# DATA RECORDS
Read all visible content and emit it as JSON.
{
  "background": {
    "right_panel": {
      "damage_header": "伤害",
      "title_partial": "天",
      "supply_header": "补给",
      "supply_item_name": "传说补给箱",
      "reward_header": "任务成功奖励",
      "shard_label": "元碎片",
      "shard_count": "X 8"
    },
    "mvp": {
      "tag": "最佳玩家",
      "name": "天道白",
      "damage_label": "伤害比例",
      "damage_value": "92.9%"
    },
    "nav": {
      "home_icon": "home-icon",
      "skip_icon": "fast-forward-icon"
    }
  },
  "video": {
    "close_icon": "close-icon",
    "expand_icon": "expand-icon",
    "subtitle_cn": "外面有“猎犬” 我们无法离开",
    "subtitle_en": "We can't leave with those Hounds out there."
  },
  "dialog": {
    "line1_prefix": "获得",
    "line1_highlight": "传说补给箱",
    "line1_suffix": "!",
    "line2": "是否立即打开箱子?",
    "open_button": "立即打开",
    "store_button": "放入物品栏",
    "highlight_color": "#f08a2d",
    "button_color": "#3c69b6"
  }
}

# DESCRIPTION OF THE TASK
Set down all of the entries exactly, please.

# ANSWER SECTION
Read all visible content and emit it as JSON.
{
  "background": {
    "right_panel": {
      "damage_header": "伤害",
      "title_partial": "天",
      "supply_header": "补给",
      "supply_item_name": "传说补给箱",
      "reward_header": "任务成功奖励",
      "shard_label": "元碎片",
      "shard_count": "X 8"
    },
    "mvp": {
      "tag": "最佳玩家",
      "name": "天道白",
      "damage_label": "伤害比例",
      "damage_value": "92.9%"
    },
    "nav": {
      "home_icon": "home-icon",
      "skip_icon": "fast-forward-icon"
    }
  },
  "video": {
    "close_icon": "close-icon",
    "expand_icon": "expand-icon",
    "subtitle_cn": "外面有“猎犬” 我们无法离开",
    "subtitle_en": "We can't leave with those Hounds out there."
  },
  "dialog": {
    "line1_prefix": "获得",
    "line1_highlight": "传说补给箱",
    "line1_suffix": "!",
    "line2": "是否立即打开箱子?",
    "open_button": "立即打开",
    "store_button": "放入物品栏",
    "highlight_color": "#f08a2d",
    "button_color": "#3c69b6"
  }
}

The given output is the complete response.